Two Fox contributors quit over Tucker Carlson's documentary, citing ‘irresponsible’ voices

The Associated Press

NEW YORK  — Two writers who have been paid contributors to Fox News Channel have resigned, citing Tucker Carlson’s "Patriot Purge" documentary on last January’s U.S. Capitol insurrection as a last straw for them.

Jonah Goldberg and Stephen Hayes, who put out a Substack newsletter on conservative news called The Dispatch, had both worked for Fox since 2009.

"The voices of the responsible are being drowned out by the irresponsible," they wrote on their site. They did not immediately return messages from the Associated Press on Monday.

Fox had no comment on their criticisms. Carlson told The New York Times that their departure was great news. “Our viewers will be grateful,” he said.

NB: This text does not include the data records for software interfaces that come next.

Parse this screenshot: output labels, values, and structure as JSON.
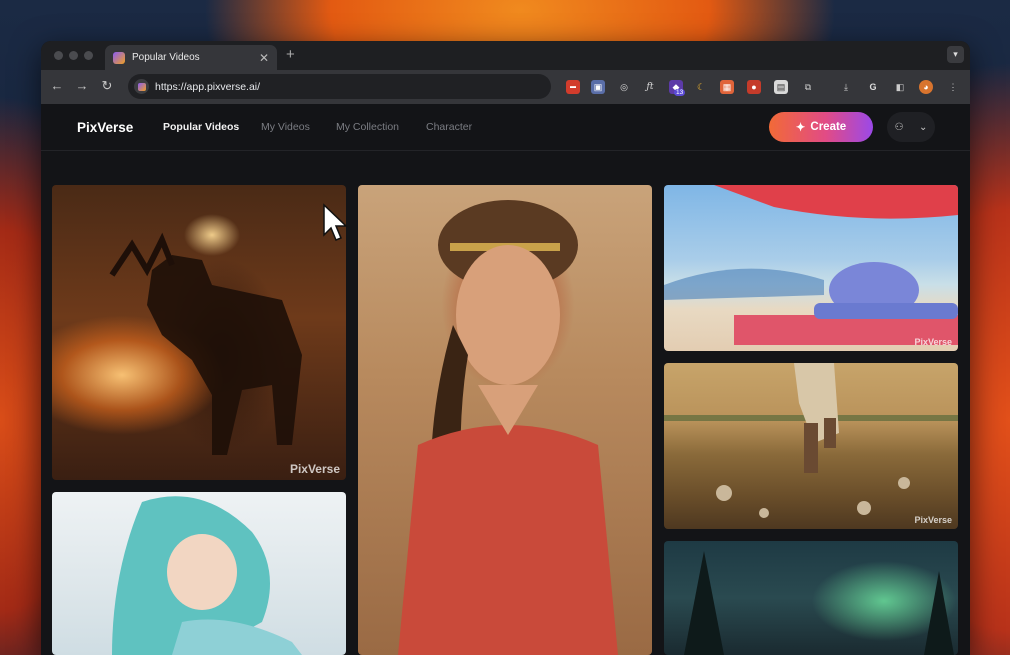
{
  "browser": {
    "tab_title": "Popular Videos",
    "tab_close": "✕",
    "new_tab": "+",
    "url": "https://app.pixverse.ai/",
    "extension_badge": "13"
  },
  "app": {
    "logo": "PixVerse",
    "nav": [
      {
        "label": "Popular Videos",
        "active": true
      },
      {
        "label": "My Videos",
        "active": false
      },
      {
        "label": "My Collection",
        "active": false
      },
      {
        "label": "Character",
        "active": false
      }
    ],
    "create_label": "Create",
    "watermark": "PixVerse"
  },
  "gallery": [
    {
      "subject": "moose-in-fire",
      "watermark": "PixVerse"
    },
    {
      "subject": "woman-with-braided-hair",
      "watermark": ""
    },
    {
      "subject": "beach-umbrella-and-hat",
      "watermark": "PixVerse"
    },
    {
      "subject": "walking-on-dirt-path",
      "watermark": "PixVerse"
    },
    {
      "subject": "anime-girl-teal-hair",
      "watermark": ""
    },
    {
      "subject": "aurora-forest",
      "watermark": ""
    }
  ],
  "colors": {
    "create_gradient": [
      "#f26a37",
      "#e14b86",
      "#9b49e8"
    ],
    "app_background": "#131417"
  }
}
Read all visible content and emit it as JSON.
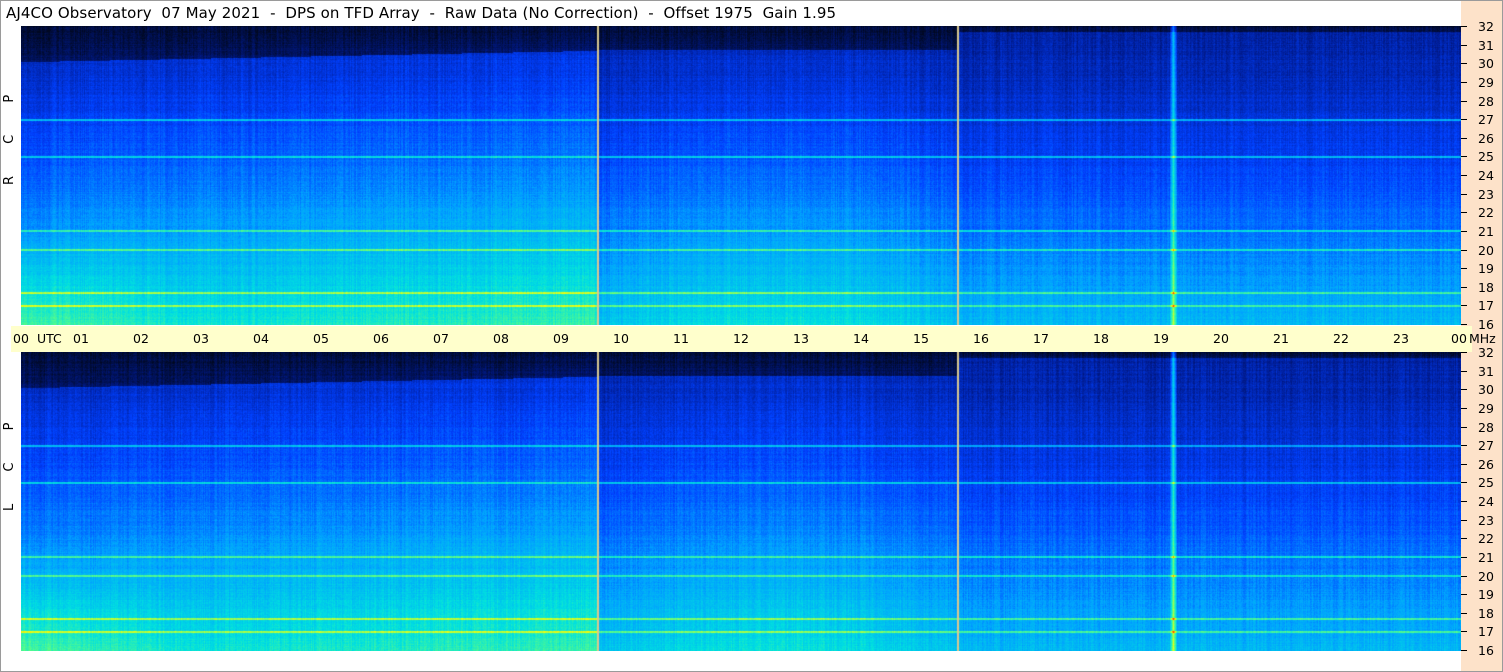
{
  "title": "AJ4CO Observatory  07 May 2021  -  DPS on TFD Array  -  Raw Data (No Correction)  -  Offset 1975  Gain 1.95",
  "panels": {
    "top": {
      "label": "R C P"
    },
    "bottom": {
      "label": "L C P"
    }
  },
  "time_axis": {
    "start_label": "00",
    "utc_label": "UTC",
    "hour_labels": [
      "01",
      "02",
      "03",
      "04",
      "05",
      "06",
      "07",
      "08",
      "09",
      "10",
      "11",
      "12",
      "13",
      "14",
      "15",
      "16",
      "17",
      "18",
      "19",
      "20",
      "21",
      "22",
      "23"
    ],
    "end_label": "00",
    "unit_label": "MHz"
  },
  "freq_axis": {
    "labels": [
      "32",
      "31",
      "30",
      "29",
      "28",
      "27",
      "26",
      "25",
      "24",
      "23",
      "22",
      "21",
      "20",
      "19",
      "18",
      "17",
      "16"
    ]
  },
  "chart_data": {
    "type": "heatmap",
    "title": "AJ4CO Observatory  07 May 2021  -  DPS on TFD Array  -  Raw Data (No Correction)  -  Offset 1975  Gain 1.95",
    "xlabel": "UTC",
    "ylabel": "MHz",
    "x_range_hours_utc": [
      0,
      24
    ],
    "y_range_mhz": [
      16,
      32
    ],
    "x_ticks": [
      "00",
      "01",
      "02",
      "03",
      "04",
      "05",
      "06",
      "07",
      "08",
      "09",
      "10",
      "11",
      "12",
      "13",
      "14",
      "15",
      "16",
      "17",
      "18",
      "19",
      "20",
      "21",
      "22",
      "23",
      "00"
    ],
    "y_ticks": [
      32,
      31,
      30,
      29,
      28,
      27,
      26,
      25,
      24,
      23,
      22,
      21,
      20,
      19,
      18,
      17,
      16
    ],
    "panels": [
      "R C P",
      "L C P"
    ],
    "colormap": [
      "#000820",
      "#001a8c",
      "#0040ff",
      "#00a0ff",
      "#00e0e0",
      "#60ff80",
      "#ffff00",
      "#ff4000"
    ],
    "marker_lines_utc_hours": [
      9.6,
      15.6
    ],
    "marker_line_color": "#d8c890",
    "strong_vertical_band_utc_hours": 19.2,
    "persistent_interference_mhz": [
      17.0,
      17.7,
      20.0,
      21.0,
      25.0,
      27.0
    ]
  }
}
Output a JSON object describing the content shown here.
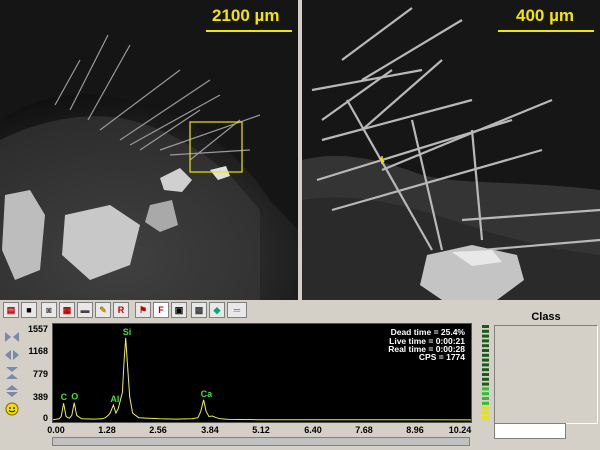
{
  "images": {
    "left": {
      "scale_label": "2100 µm"
    },
    "right": {
      "scale_label": "400 µm"
    }
  },
  "toolbar": {
    "icons": [
      "open-folder-icon",
      "save-icon",
      "camera-icon",
      "print-preview-icon",
      "printer-icon",
      "export-icon",
      "report-icon",
      "flag-icon",
      "f-icon",
      "stop-icon",
      "grid-icon",
      "palette-icon",
      "ruler-icon"
    ]
  },
  "spectrum": {
    "y_ticks": [
      "1557",
      "1168",
      "779",
      "389",
      "0"
    ],
    "x_ticks": [
      "0.00",
      "1.28",
      "2.56",
      "3.84",
      "5.12",
      "6.40",
      "7.68",
      "8.96",
      "10.24"
    ],
    "stats": {
      "dead_time": "Dead time = 25.4%",
      "live_time": "Live time = 0:00:21",
      "real_time": "Real time = 0:00:28",
      "cps": "CPS = 1774"
    },
    "element_labels": [
      "C",
      "O",
      "Al",
      "Si",
      "Ca"
    ]
  },
  "chart_data": {
    "type": "line",
    "xlabel": "",
    "ylabel": "",
    "xlim": [
      0,
      10.24
    ],
    "ylim": [
      0,
      1557
    ],
    "series": [
      {
        "values": [
          [
            0.0,
            5
          ],
          [
            0.15,
            20
          ],
          [
            0.2,
            60
          ],
          [
            0.26,
            290
          ],
          [
            0.32,
            60
          ],
          [
            0.4,
            30
          ],
          [
            0.46,
            80
          ],
          [
            0.52,
            300
          ],
          [
            0.58,
            80
          ],
          [
            0.7,
            20
          ],
          [
            1.0,
            15
          ],
          [
            1.2,
            20
          ],
          [
            1.28,
            40
          ],
          [
            1.35,
            80
          ],
          [
            1.4,
            120
          ],
          [
            1.48,
            260
          ],
          [
            1.54,
            120
          ],
          [
            1.6,
            200
          ],
          [
            1.7,
            480
          ],
          [
            1.74,
            1000
          ],
          [
            1.78,
            1420
          ],
          [
            1.82,
            1000
          ],
          [
            1.88,
            400
          ],
          [
            1.95,
            120
          ],
          [
            2.1,
            40
          ],
          [
            2.6,
            20
          ],
          [
            3.0,
            15
          ],
          [
            3.4,
            20
          ],
          [
            3.55,
            40
          ],
          [
            3.62,
            150
          ],
          [
            3.69,
            350
          ],
          [
            3.75,
            150
          ],
          [
            3.82,
            60
          ],
          [
            3.9,
            70
          ],
          [
            4.0,
            40
          ],
          [
            4.1,
            20
          ],
          [
            4.3,
            10
          ],
          [
            5.0,
            6
          ],
          [
            6.0,
            5
          ],
          [
            7.0,
            4
          ],
          [
            8.0,
            3
          ],
          [
            9.0,
            3
          ],
          [
            10.24,
            2
          ]
        ]
      }
    ],
    "annotations": [
      {
        "text": "C",
        "x": 0.26,
        "y": 290
      },
      {
        "text": "O",
        "x": 0.52,
        "y": 300
      },
      {
        "text": "Al",
        "x": 1.48,
        "y": 260
      },
      {
        "text": "Si",
        "x": 1.78,
        "y": 1420
      },
      {
        "text": "Ca",
        "x": 3.69,
        "y": 350
      }
    ]
  },
  "class_panel": {
    "title": "Class",
    "input_value": ""
  }
}
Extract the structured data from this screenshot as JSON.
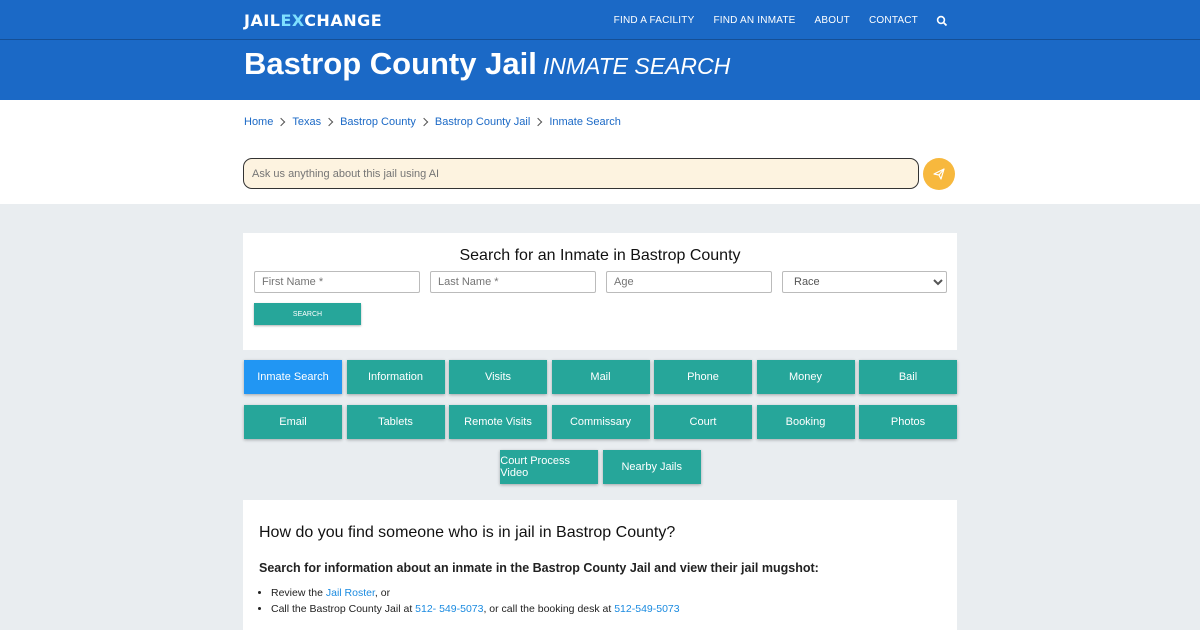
{
  "logo": {
    "part1": "JAIL",
    "part2": "E",
    "part3": "X",
    "part4": "CHANGE"
  },
  "nav": {
    "items": [
      "FIND A FACILITY",
      "FIND AN INMATE",
      "ABOUT",
      "CONTACT"
    ]
  },
  "hero": {
    "title": "Bastrop County Jail",
    "subtitle": "INMATE SEARCH"
  },
  "breadcrumb": [
    "Home",
    "Texas",
    "Bastrop County",
    "Bastrop County Jail",
    "Inmate Search"
  ],
  "ai": {
    "placeholder": "Ask us anything about this jail using AI"
  },
  "search_card": {
    "title": "Search for an Inmate in Bastrop County",
    "first_name_placeholder": "First Name *",
    "last_name_placeholder": "Last Name *",
    "age_placeholder": "Age",
    "race_selected": "Race",
    "search_label": "Search"
  },
  "buttons": {
    "row1": [
      "Inmate Search",
      "Information",
      "Visits",
      "Mail",
      "Phone",
      "Money",
      "Bail"
    ],
    "row2": [
      "Email",
      "Tablets",
      "Remote Visits",
      "Commissary",
      "Court",
      "Booking",
      "Photos"
    ],
    "row3": [
      "Court Process Video",
      "Nearby Jails"
    ]
  },
  "content": {
    "heading": "How do you find someone who is in jail in Bastrop County?",
    "subheading": "Search for information about an inmate in the Bastrop County Jail and view their jail mugshot:",
    "li1_pre": "Review the ",
    "li1_link": "Jail Roster",
    "li1_post": ", or",
    "li2_pre": "Call the Bastrop County Jail at ",
    "li2_link1": "512- 549-5073",
    "li2_mid": ", or call the booking desk at ",
    "li2_link2": "512-549-5073"
  },
  "colors": {
    "primary": "#1b69c6",
    "teal": "#26a69a",
    "active": "#2196f3",
    "send": "#f7b83d"
  }
}
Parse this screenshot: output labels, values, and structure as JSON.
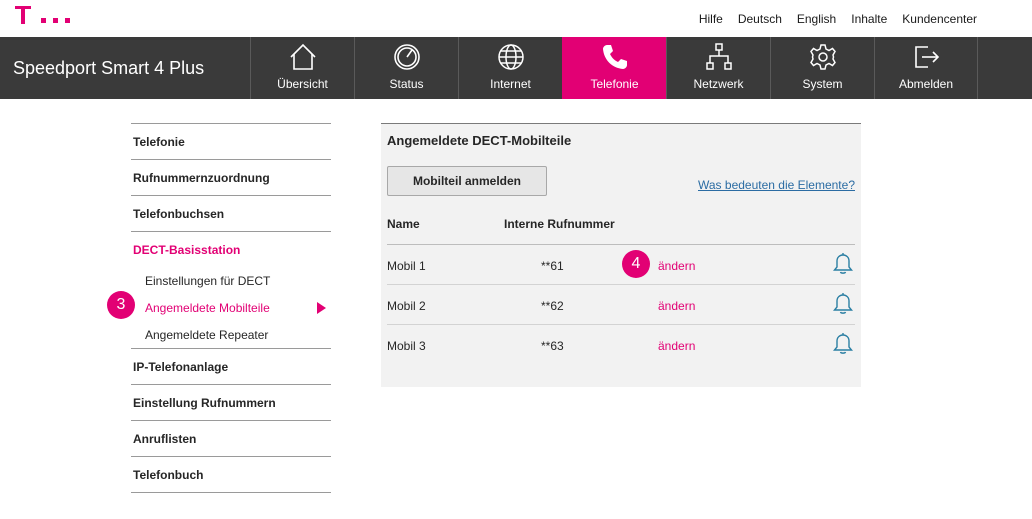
{
  "colors": {
    "brand_magenta": "#e20074",
    "nav_bg": "#3a3a3a",
    "link_blue": "#2b6ca3",
    "bell_teal": "#2b7fa3"
  },
  "header": {
    "logo_icon": "telekom-t-logo",
    "links": [
      "Hilfe",
      "Deutsch",
      "English",
      "Inhalte",
      "Kundencenter"
    ]
  },
  "nav": {
    "brand": "Speedport Smart 4 Plus",
    "tabs": [
      {
        "label": "Übersicht",
        "icon": "home-icon"
      },
      {
        "label": "Status",
        "icon": "gauge-icon"
      },
      {
        "label": "Internet",
        "icon": "globe-icon"
      },
      {
        "label": "Telefonie",
        "icon": "phone-icon",
        "active": true
      },
      {
        "label": "Netzwerk",
        "icon": "network-icon"
      },
      {
        "label": "System",
        "icon": "gear-icon"
      },
      {
        "label": "Abmelden",
        "icon": "logout-icon"
      }
    ]
  },
  "sidebar": {
    "items": [
      {
        "label": "Telefonie"
      },
      {
        "label": "Rufnummernzuordnung"
      },
      {
        "label": "Telefonbuchsen"
      },
      {
        "label": "DECT-Basisstation",
        "active": true
      },
      {
        "label": "IP-Telefonanlage"
      },
      {
        "label": "Einstellung Rufnummern"
      },
      {
        "label": "Anruflisten"
      },
      {
        "label": "Telefonbuch"
      }
    ],
    "sub_items": [
      {
        "label": "Einstellungen für DECT"
      },
      {
        "label": "Angemeldete Mobilteile",
        "active": true
      },
      {
        "label": "Angemeldete Repeater"
      }
    ],
    "callout": "3"
  },
  "main": {
    "title": "Angemeldete DECT-Mobilteile",
    "register_button": "Mobilteil anmelden",
    "help_link": "Was bedeuten die Elemente?",
    "columns": {
      "name": "Name",
      "number": "Interne Rufnummer"
    },
    "rows": [
      {
        "name": "Mobil 1",
        "number": "**61",
        "action": "ändern",
        "icon": "bell-icon"
      },
      {
        "name": "Mobil 2",
        "number": "**62",
        "action": "ändern",
        "icon": "bell-icon"
      },
      {
        "name": "Mobil 3",
        "number": "**63",
        "action": "ändern",
        "icon": "bell-icon"
      }
    ],
    "callout": "4"
  }
}
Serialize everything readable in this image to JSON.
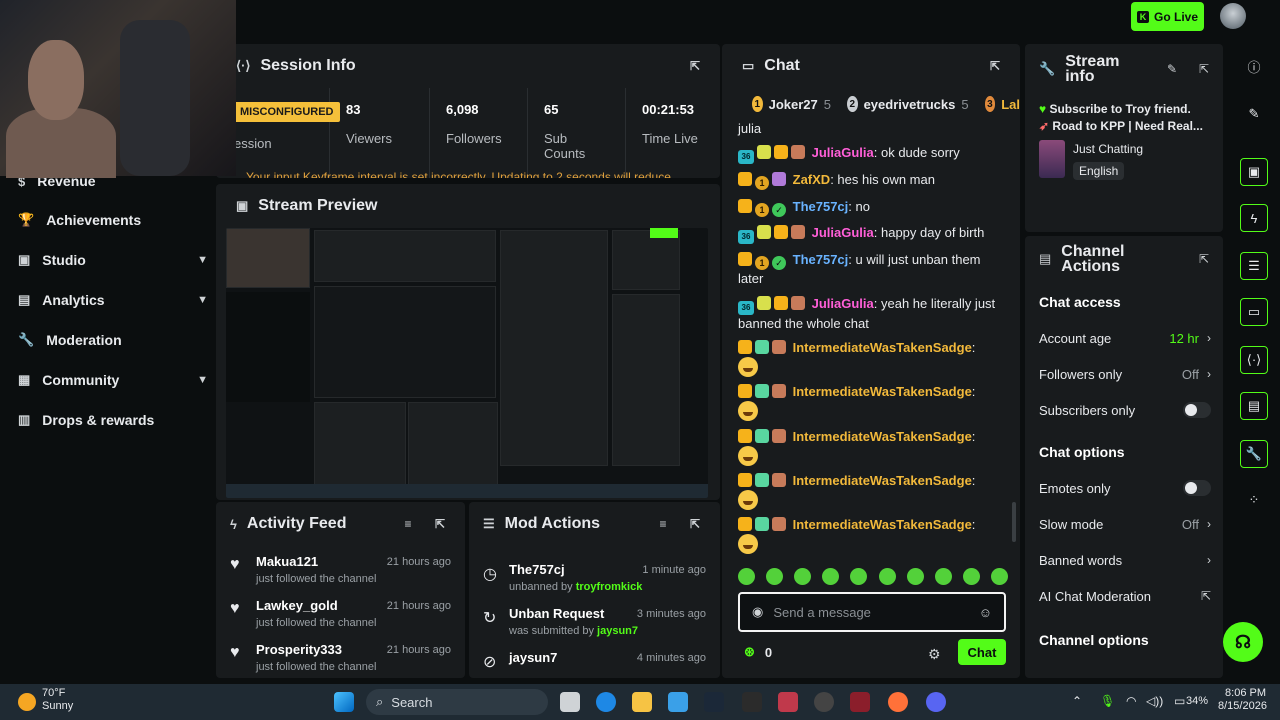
{
  "topbar": {
    "go_live_label": "Go Live"
  },
  "sidebar": {
    "items": [
      {
        "label": "Revenue",
        "icon": "dollar-icon",
        "has_chevron": false
      },
      {
        "label": "Achievements",
        "icon": "trophy-icon",
        "has_chevron": false
      },
      {
        "label": "Studio",
        "icon": "studio-icon",
        "has_chevron": true
      },
      {
        "label": "Analytics",
        "icon": "chart-icon",
        "has_chevron": true
      },
      {
        "label": "Moderation",
        "icon": "wrench-icon",
        "has_chevron": false
      },
      {
        "label": "Community",
        "icon": "community-icon",
        "has_chevron": true
      },
      {
        "label": "Drops & rewards",
        "icon": "gift-icon",
        "has_chevron": false
      }
    ]
  },
  "session_info": {
    "title": "Session Info",
    "status_badge": "MISCONFIGURED",
    "status_sub": "ession",
    "stats": [
      {
        "value": "83",
        "label": "Viewers"
      },
      {
        "value": "6,098",
        "label": "Followers"
      },
      {
        "value": "65",
        "label": "Sub Counts"
      },
      {
        "value": "00:21:53",
        "label": "Time Live"
      }
    ],
    "warning": "Your input Keyframe interval is set incorrectly. Updating to 2 seconds will reduce"
  },
  "stream_preview": {
    "title": "Stream Preview"
  },
  "activity_feed": {
    "title": "Activity Feed",
    "rows": [
      {
        "name": "Makua121",
        "sub": "just followed the channel",
        "time": "21 hours ago"
      },
      {
        "name": "Lawkey_gold",
        "sub": "just followed the channel",
        "time": "21 hours ago"
      },
      {
        "name": "Prosperity333",
        "sub": "just followed the channel",
        "time": "21 hours ago"
      }
    ]
  },
  "mod_actions": {
    "title": "Mod Actions",
    "rows": [
      {
        "name": "The757cj",
        "action": "unbanned by",
        "actor": "troyfromkick",
        "time": "1 minute ago"
      },
      {
        "name": "Unban Request",
        "action": "was submitted by",
        "actor": "jaysun7",
        "time": "3 minutes ago"
      },
      {
        "name": "jaysun7",
        "action": "",
        "actor": "",
        "time": "4 minutes ago"
      }
    ]
  },
  "chat": {
    "title": "Chat",
    "leaderboard": [
      {
        "rank": "1",
        "name": "Joker27",
        "count": "5",
        "color": "#f2b93b"
      },
      {
        "rank": "2",
        "name": "eyedrivetrucks",
        "count": "5",
        "color": "#c9cdd1"
      },
      {
        "rank": "3",
        "name": "Lal",
        "count": "",
        "color": "#e08a3c"
      }
    ],
    "messages": [
      {
        "user": "",
        "text": "julia"
      },
      {
        "user": "JuliaGulia",
        "text": ": ok dude sorry"
      },
      {
        "user": "ZafXD",
        "text": ": hes his own man"
      },
      {
        "user": "The757cj",
        "text": ": no"
      },
      {
        "user": "JuliaGulia",
        "text": ": happy day of birth"
      },
      {
        "user": "The757cj",
        "text": ": u will just unban them later"
      },
      {
        "user": "JuliaGulia",
        "text": ": yeah he literally just banned the whole chat"
      },
      {
        "user": "IntermediateWasTakenSadge",
        "text": ":"
      },
      {
        "user": "IntermediateWasTakenSadge",
        "text": ":"
      },
      {
        "user": "IntermediateWasTakenSadge",
        "text": ":"
      },
      {
        "user": "IntermediateWasTakenSadge",
        "text": ":"
      },
      {
        "user": "IntermediateWasTakenSadge",
        "text": ":"
      }
    ],
    "badge_36": "36",
    "badge_1": "1",
    "input_placeholder": "Send a message",
    "points": "0",
    "send_label": "Chat"
  },
  "stream_info": {
    "title_line1": "Stream",
    "title_line2": "info",
    "line1": "Subscribe to Troy friend.",
    "line2": "Road to KPP | Need Real...",
    "category": "Just Chatting",
    "language": "English"
  },
  "channel_actions": {
    "title_line1": "Channel",
    "title_line2": "Actions",
    "chat_access_title": "Chat access",
    "rows": [
      {
        "label": "Account age",
        "value": "12 hr"
      },
      {
        "label": "Followers only",
        "value": "Off"
      },
      {
        "label": "Subscribers only",
        "value": ""
      }
    ],
    "chat_options_title": "Chat options",
    "option_rows": [
      {
        "label": "Emotes only",
        "value": ""
      },
      {
        "label": "Slow mode",
        "value": "Off"
      },
      {
        "label": "Banned words",
        "value": ""
      },
      {
        "label": "AI Chat Moderation",
        "value": ""
      }
    ],
    "channel_options_title": "Channel options"
  },
  "taskbar": {
    "weather_temp": "70°F",
    "weather_desc": "Sunny",
    "search_label": "Search",
    "battery": "34%",
    "time": "8:06 PM",
    "date": "8/15/2026"
  },
  "colors": {
    "accent": "#53fc18",
    "panel": "#181b1d",
    "background": "#0b0e0f",
    "warning": "#f5c03a"
  }
}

'Get vaccinated':Fox News' Neil Cavuto tests positive for COVID-19

A man walks past promotional posters outside Fox News studios at News Corporation headquarters in New York on Saturday, July 31, 2021. From left to right are hosts Tucker Carlson, Sean Hannity, Laura Ingraham, Maria Bartiromo, Stuart Varney, Neil Cavuto and Charles Payne.

“Patriot Purge” is a three-part documentary released last month on the Fox Nation streaming service. In it, Carlson argues that Jan. 6 is being used as a pretext for persecution of conservative Americans, and compared it to how falsehoods were used in the lead-up to the Iraq War.

Goldberg and Hayes called the documentary a collection of incoherent conspiracy-mongering, which is “riddled with factual inaccuracies, half-truths, deceptive imagery and damning omissions.”

They said it was the most egregious example of a long-term trend of opinion hosts amplifying the false claims and bizarre narratives of former President Donald Trump, while Fox’s news side reports the truth.

'I beg you':Fox News' Neil Cavuto urges people to put politics aside and get vaccine

Fox News host Tucker Carlson is confused as to why the Anti-Defamation League is weighing on his comments regarding "The Great Replacement" theory.

"If a person with such a platform shares such misinformation loud enough and long enough, there are Americans who will believe — and act upon — it," they wrote. "This isn’t theoretical. This is what actually happened on January 6, 2021."

The two writers haven’t been on most of Fox’s opinion shows lately. Their most recent appearances have largely been confined to being panelists on Bret Baier’s news show or Chris Wallace’s Sunday show.

Fox News' Tucker Carlsonlands exclusive Kyle Rittenhouse interview set to air Monday night